Leto’s Morbius is gloomy and serious, and he takes it up several notches, turning the serious doctor with special abilities into a complete bore to watch. Compare this to Tom Hardy’s campy portrayal of Venom (which many fans have come to adore) and you have a completely unrootable main character. Leto makes Robert Pattinson’s Batman feel like a happy clown at a child’s birthday party. Even as a broody hero, Battinson still managed to win the hearts of fans but Leto just made us wish he would cut the crap. 

Smith, on the other hand, is an absolute star. Milo is flamboyant, confident and so good at being bad, that he steals every scene he’s in but also because Smith is hamming it up. Anytime Milo waltzes onto the screen, your attention perks up because his overwhelming desire to live and be seen are far more engaging than Leto’s dreary performance of Morbius’ “Boohoo, I’m a monster. A rich and very smart monster” shtick. Literally, suck it up. 

Arjona’s Bancroft serves nothing else but to be a love interest of Morbius who aids him in escaping the police. She goes all “Morbius, it’s me!”, “Morbius, this isn’t you!” every time he misbehaves but comes across as pretty, and pretty one-dimensional, such that we forgot that it’s 2022, and female characters are not just pretty vases. 

As if it couldn’t get any worse, Morbius is a blurry eyesore.
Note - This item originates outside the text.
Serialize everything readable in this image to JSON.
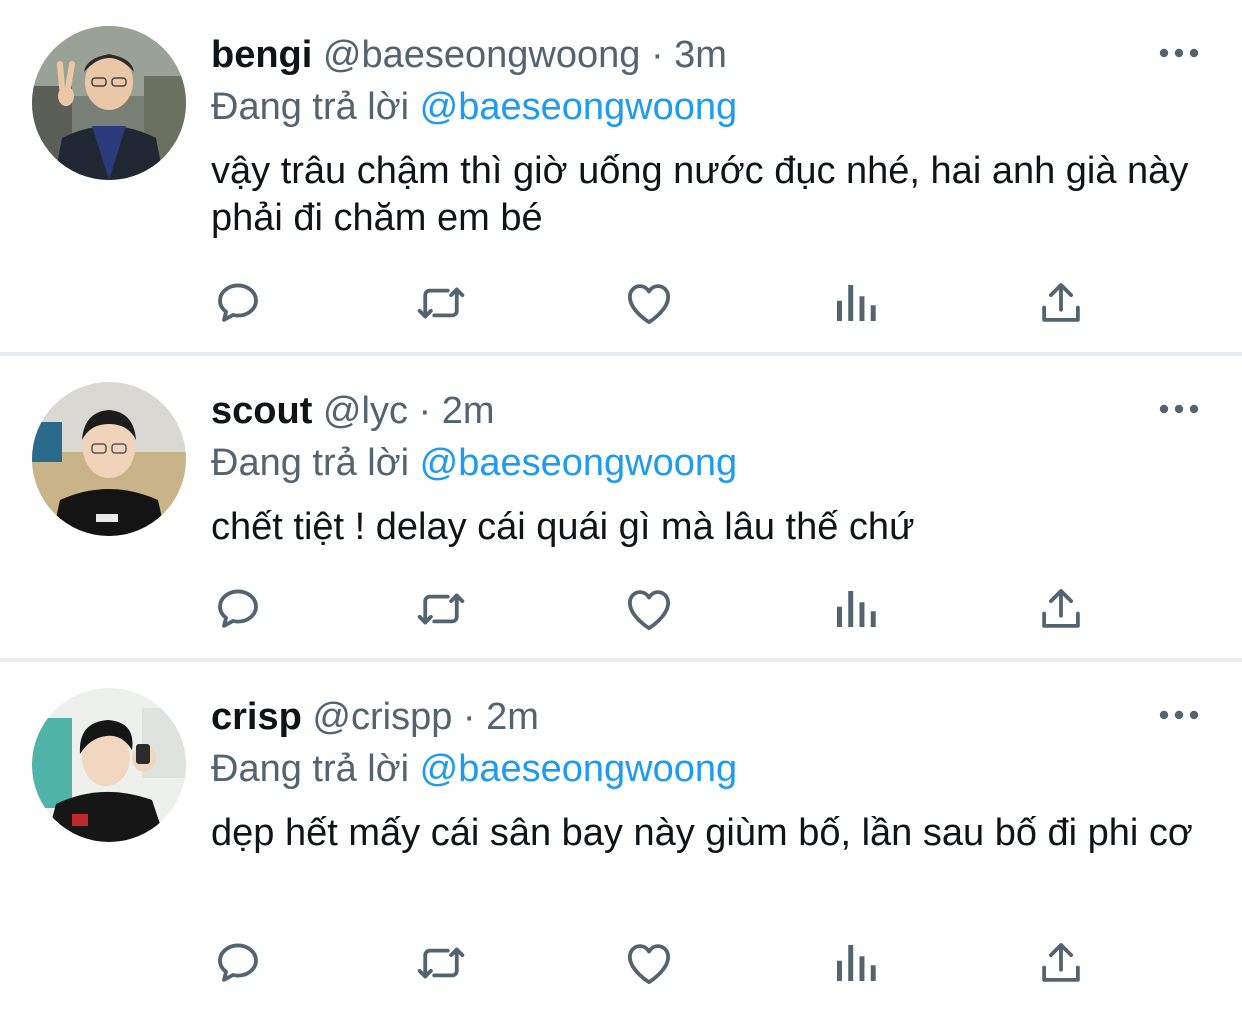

Leto’s chiselled cheekbones get turned into an angular, skeletal scowl when he’s all ‘Vampire Mode’ and he’s always trailed by a spectral mist of visible, moving sound waves when he’s lunging, dashing or flying. There were certain scenes that felt like a missed opportunity – case in point: the first scene we see of him flying. Remember what an experience it was when we saw Batman fly for the first time in The Batman? We wanted that for Morbius too. We really wished Sony and Espinosa had put more cinematography into the action scenes.

It’s such a shame because Morbius is a unique character that we’ve not yet seen in recent superhero films and even if the characterisation was poor, they could’ve at least delivered with the action. The first time we saw Morbius use echo-location was cool, sure, but he doesn’t really do much with that ability. Every other action sequence from then on became so monochromatic that it’s easy to lose visual interest. Morbius flies past New York City skyscrapers like Spider-Man learning how to web-sling for the first time, except there’s nothing aerially spectacular. 

A crime we hold Espinosa to is that he completely ignores all the horror and gothic aspects of the comics. There was only one particular scene that had horror elements to it (and even then we learn it’s not Morbius) and it was a short scene too. Perhaps, if Morbius was helmed by a different director, one who maybe had a love for horror, we might get a grand gothic gesture in cinematography. At this point, a horror, goth remake is what Morbius deserves. 

Pace wise, Morbius moves quickly, squeezing a lot in under two hours but for a supposed origin movie, Morbius doesn’t give viewers time and space to grow a connection with him. It just hurries us along – which is why it’s so hard for us to root for him, especially in his crusade against Milo. 

In all, Morbius feels churned out of a superhero movie factory. It feels like a movie that was made purely to serve (hopefully) a greater purpose or to move things along. At this point, our hopes for a third Venom movie and a solid Kraven the Hunter movie are dwindling.

Oh, and don’t expect too much from the movie’s pair of post-credit scenes. The movie insults our intelligence by making us sit through this film, and then takes that insult and smacks us twice on the face with it.



Morbius is a bloody mess that’s all fangs and no bite. A victim of a typical superhero storytelling formula, we beg that this character gets a gothic-horror remake it deserves one day.

  • Story - 5/10
  • Direction - 5/10
  • Characterisation - 4/10
  • Geek Satisfaction - 3/10